Who gave the Yanks the right to change the fundamental meaning of “underwear”?
When I was growing up the term referred to a vast array of garments worn by women and men under their outer garments. For the chaps there were singlets and undershirts, underpants of various kinds and socks. Yes, socks are considered undergarments.
Longjohns and thermals were available to members of either gender.
The women had access to a panoply of garments: slips, half-slips, petticoats, girdles, panty girdles, corsets, bustiers, camisoles, stockings (and with them garter belts), pantihose, socks, knicker bockers, pantiloons and lastly and basically brassieres and… well this is where it all falls apart, isn’t it. In my family they were called knickers, in others it was girls’ undies and in America, apparently, they were panties.
Now at some point during the much needed feminist shake up of society, the Americans decided that “panties” had some kind of chauvinistic connotation and it had to be changed. So they opted for “underwear”. That’s right, those silly seppos decided that a worthy word that covered a huge range of garments worn under the outer garb should be strangled and beaten until it just referred to an article of clothing worn solely by women (in the regular course of events) to cover their vulva and bottom. I do recognise that in some instances it covers more than that, such as parts of the stomach and legs.
Now the garment industry has added their two-bobs worth to the discussion as well. Venture into any of the range of stores that sell such items and you will discover that the rag trade calls most of them briefs. There are full briefs, semi briefs, hi-cut (sic) briefs, bikini briefs, boy-leg briefs and quite probably others I’ve missed. There are also others not referred to as briefs per se, but rather by a letter followed by the word string.
The point is that the term “brief” has never caught on in the Australian vernacular, and I doubt it ever will.
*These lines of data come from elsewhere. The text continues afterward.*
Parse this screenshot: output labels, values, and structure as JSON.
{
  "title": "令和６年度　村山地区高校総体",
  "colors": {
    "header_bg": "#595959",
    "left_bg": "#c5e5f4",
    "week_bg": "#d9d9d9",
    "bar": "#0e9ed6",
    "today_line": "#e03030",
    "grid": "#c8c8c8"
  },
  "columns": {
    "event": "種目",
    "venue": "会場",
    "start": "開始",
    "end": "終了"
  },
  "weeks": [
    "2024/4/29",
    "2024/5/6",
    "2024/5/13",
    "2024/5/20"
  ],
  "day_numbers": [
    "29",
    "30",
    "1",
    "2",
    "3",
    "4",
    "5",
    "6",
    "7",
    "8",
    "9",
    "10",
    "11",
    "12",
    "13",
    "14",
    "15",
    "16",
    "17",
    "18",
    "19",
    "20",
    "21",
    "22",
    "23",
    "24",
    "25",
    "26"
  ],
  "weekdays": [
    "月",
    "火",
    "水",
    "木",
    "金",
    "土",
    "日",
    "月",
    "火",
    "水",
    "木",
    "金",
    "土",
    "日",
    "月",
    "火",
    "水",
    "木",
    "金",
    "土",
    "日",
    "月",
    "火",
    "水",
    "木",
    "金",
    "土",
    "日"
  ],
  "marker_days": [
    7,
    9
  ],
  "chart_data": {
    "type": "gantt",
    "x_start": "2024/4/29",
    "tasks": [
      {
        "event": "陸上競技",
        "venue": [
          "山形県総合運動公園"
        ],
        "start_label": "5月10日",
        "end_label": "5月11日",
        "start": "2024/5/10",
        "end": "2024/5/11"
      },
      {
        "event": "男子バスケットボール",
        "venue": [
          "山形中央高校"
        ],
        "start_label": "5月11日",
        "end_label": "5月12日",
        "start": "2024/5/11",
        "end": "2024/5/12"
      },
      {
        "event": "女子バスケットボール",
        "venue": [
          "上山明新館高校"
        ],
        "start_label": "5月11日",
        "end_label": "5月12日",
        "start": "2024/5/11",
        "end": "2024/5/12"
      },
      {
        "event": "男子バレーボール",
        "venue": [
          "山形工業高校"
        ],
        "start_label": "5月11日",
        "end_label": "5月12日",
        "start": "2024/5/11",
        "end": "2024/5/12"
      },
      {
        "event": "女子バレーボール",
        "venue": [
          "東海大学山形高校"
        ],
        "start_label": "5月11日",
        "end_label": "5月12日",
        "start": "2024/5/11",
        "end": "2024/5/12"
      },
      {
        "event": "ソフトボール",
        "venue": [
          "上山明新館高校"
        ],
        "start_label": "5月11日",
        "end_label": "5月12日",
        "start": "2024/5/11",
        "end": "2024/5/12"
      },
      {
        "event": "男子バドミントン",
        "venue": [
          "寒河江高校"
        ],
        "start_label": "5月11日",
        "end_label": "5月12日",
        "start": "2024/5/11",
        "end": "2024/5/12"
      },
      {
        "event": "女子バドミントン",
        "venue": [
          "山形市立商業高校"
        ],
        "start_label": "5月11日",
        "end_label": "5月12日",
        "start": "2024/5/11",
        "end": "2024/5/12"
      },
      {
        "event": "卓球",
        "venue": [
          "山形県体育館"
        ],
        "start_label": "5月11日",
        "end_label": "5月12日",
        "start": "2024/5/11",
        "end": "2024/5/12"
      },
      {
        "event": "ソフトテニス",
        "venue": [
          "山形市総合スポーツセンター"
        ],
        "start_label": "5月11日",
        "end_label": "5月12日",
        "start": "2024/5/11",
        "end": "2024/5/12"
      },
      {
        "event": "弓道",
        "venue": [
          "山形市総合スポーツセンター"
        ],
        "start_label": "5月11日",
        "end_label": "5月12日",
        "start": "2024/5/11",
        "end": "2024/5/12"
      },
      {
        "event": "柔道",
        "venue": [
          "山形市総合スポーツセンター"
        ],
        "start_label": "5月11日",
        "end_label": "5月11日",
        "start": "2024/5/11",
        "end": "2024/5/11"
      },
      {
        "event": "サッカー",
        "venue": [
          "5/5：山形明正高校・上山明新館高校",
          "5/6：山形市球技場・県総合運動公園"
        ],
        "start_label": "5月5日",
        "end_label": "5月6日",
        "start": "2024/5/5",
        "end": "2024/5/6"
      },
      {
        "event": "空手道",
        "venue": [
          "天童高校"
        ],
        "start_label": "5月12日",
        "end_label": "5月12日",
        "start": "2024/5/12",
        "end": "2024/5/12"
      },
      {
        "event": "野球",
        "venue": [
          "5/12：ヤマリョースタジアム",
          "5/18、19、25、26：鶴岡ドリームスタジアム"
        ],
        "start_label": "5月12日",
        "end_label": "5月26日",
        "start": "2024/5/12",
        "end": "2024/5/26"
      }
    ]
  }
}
On the other hand I urge Australians not to accept the example of American Cultural Imperialism that is their use of the word “underwear”. in such a limited form.
It is my view that as a reflection of our egalitarian style, all Australians should refer to the garment covering the nether regions of both women and men as “undies”. That is my contribution to Australia Day 2014.